North Korea, which regularly threatens to destroy South Korea and its main ally, the United States, conducted more than 20 missile tests last year, as well as two nuclear tests, in defiance of UN resolutions and sanctions.
The North appears to have also restarted operation of a reactor at its main Yongbyon nuclear facility that produces plutonium that can be used for its nuclear weapons programme, according to a U.S. think tank, 38 North.
China has objected to THAAD, saying it will destabilise the regional security balance, leading to calls from some South Korean opposition leaders to delay or cancel it.
Mattis, without citing China explicitly, said "no other nation" needed to be concerned about THAAD.
"Were it not for the provocative behaviour of North Korea, we would have no need for THAAD out here," Mattis said.
FRESH LOOK AT STRATEGY
Mattis' trip to the region, which also includes a stop in Japan, is his first since becoming Trump's Pentagon chief and is also the first foreign trip by any of Trump's cabinet secretaries.

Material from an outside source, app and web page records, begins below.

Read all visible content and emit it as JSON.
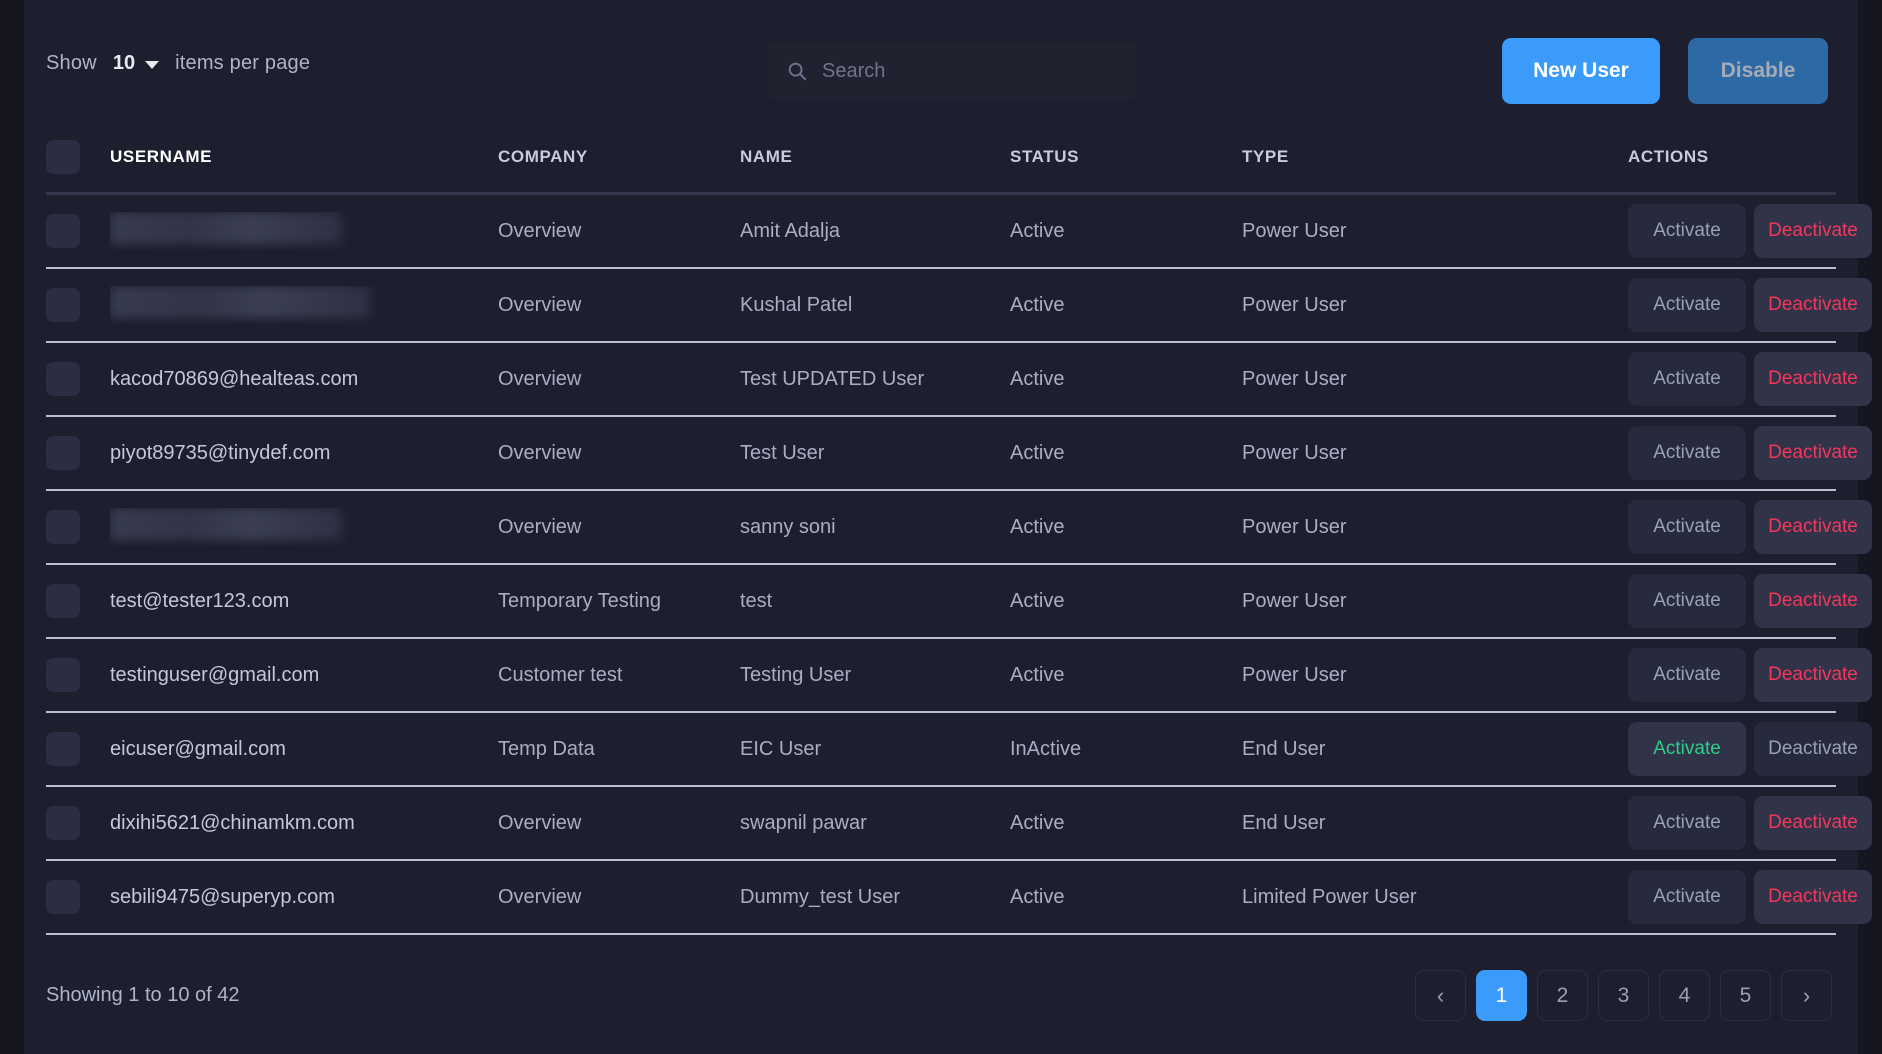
{
  "toolbar": {
    "show_label": "Show",
    "page_size_value": "10",
    "per_page_label": "items per page",
    "search_placeholder": "Search",
    "search_value": "",
    "new_user_label": "New User",
    "disable_label": "Disable",
    "accent_color": "#3b9bfa",
    "disable_color": "#2c69a5"
  },
  "table": {
    "columns": [
      "USERNAME",
      "COMPANY",
      "NAME",
      "STATUS",
      "TYPE",
      "ACTIONS"
    ],
    "activate_label": "Activate",
    "deactivate_label": "Deactivate",
    "danger_color": "#f5365c",
    "success_color": "#2dce89",
    "rows": [
      {
        "username": "",
        "redacted": true,
        "redacted_width": 232,
        "company": "Overview",
        "name": "Amit Adalja",
        "status": "Active",
        "type": "Power User",
        "active_state": true
      },
      {
        "username": "",
        "redacted": true,
        "redacted_width": 260,
        "company": "Overview",
        "name": "Kushal Patel",
        "status": "Active",
        "type": "Power User",
        "active_state": true
      },
      {
        "username": "kacod70869@healteas.com",
        "redacted": false,
        "company": "Overview",
        "name": "Test UPDATED User",
        "status": "Active",
        "type": "Power User",
        "active_state": true
      },
      {
        "username": "piyot89735@tinydef.com",
        "redacted": false,
        "company": "Overview",
        "name": "Test User",
        "status": "Active",
        "type": "Power User",
        "active_state": true
      },
      {
        "username": "",
        "redacted": true,
        "redacted_width": 232,
        "company": "Overview",
        "name": "sanny soni",
        "status": "Active",
        "type": "Power User",
        "active_state": true
      },
      {
        "username": "test@tester123.com",
        "redacted": false,
        "company": "Temporary Testing",
        "name": "test",
        "status": "Active",
        "type": "Power User",
        "active_state": true
      },
      {
        "username": "testinguser@gmail.com",
        "redacted": false,
        "company": "Customer test",
        "name": "Testing User",
        "status": "Active",
        "type": "Power User",
        "active_state": true
      },
      {
        "username": "eicuser@gmail.com",
        "redacted": false,
        "company": "Temp Data",
        "name": "EIC User",
        "status": "InActive",
        "type": "End User",
        "active_state": false
      },
      {
        "username": "dixihi5621@chinamkm.com",
        "redacted": false,
        "company": "Overview",
        "name": "swapnil pawar",
        "status": "Active",
        "type": "End User",
        "active_state": true
      },
      {
        "username": "sebili9475@superyp.com",
        "redacted": false,
        "company": "Overview",
        "name": "Dummy_test User",
        "status": "Active",
        "type": "Limited Power User",
        "active_state": true
      }
    ]
  },
  "footer": {
    "showing_text": "Showing 1 to 10 of 42",
    "prev_icon": "chevron-left-icon",
    "next_icon": "chevron-right-icon",
    "pages": [
      "1",
      "2",
      "3",
      "4",
      "5"
    ],
    "active_page": "1"
  }
}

U.S. officials have said the trip is meant to reaffirm ties with South Korea and Japan, U.S. allies hosting nearly 80,000 American troops, and the importance of the region overall.
That U.S. reaffirmation could be critical after Trump appeared to question the cost of such alliances during the election campaign. Trump also jolted the region by pulling Washington out of an Asia-Pacific trade deal that Japan had championed.
Mattis is scheduled to hold talks on Thursday with South Korean Prime Minister Hwang Kyo-ahn, who is serving as acting president after President Park Geun-hye was impeached over a corruption scandal.
He suggested he was coming into a region with an open mind about what might be working - and what might not be - in the strategy to deal with Pyongyang, but declined to speculate until hearing from Seoul.
"I need to talk to them. Strategies are games of give and take and I have to see their view of it," Mattis said.
"Have we maintained what passes for peace so far? To a degree we have. But we're not trying to just look at today. We're looking at today and we're looking at tomorrow. And I need to see where they view this going right now."
In his New Year's speech, North Korean leader Kim Jong Un said his nation was close to test launching an intercontinental ballistic missile (ICBM).
Trump on Jan. 2 tweeted, "It won't happen!" about North Korea's pursuit of a nuclear-tipped ICBM, although his precise meaning was unclear. The Pentagon has said it would not necessarily strike a test-launched ICBM if it did not pose a threat.
Once fully developed, a North Korean ICBM could threaten the continental United States, which is around 9,000 km (5,500 miles) from the North. ICBMs have a minimum range of about 5,500 km (3,400 miles), but some are designed to travel 10,000 km (6,200 miles) or farther.
Former U.S. officials and other experts have said the United States essentially has two options when it comes to trying to curb North Korea's fast-expanding nuclear and missile programs - negotiate or take military action.
Neither path offers certain success and the military option is fraught with huge dangers, especially for Japan and South Korea, U.S. allies in close proximity to North Korea.
(Editing by Nick Macfie)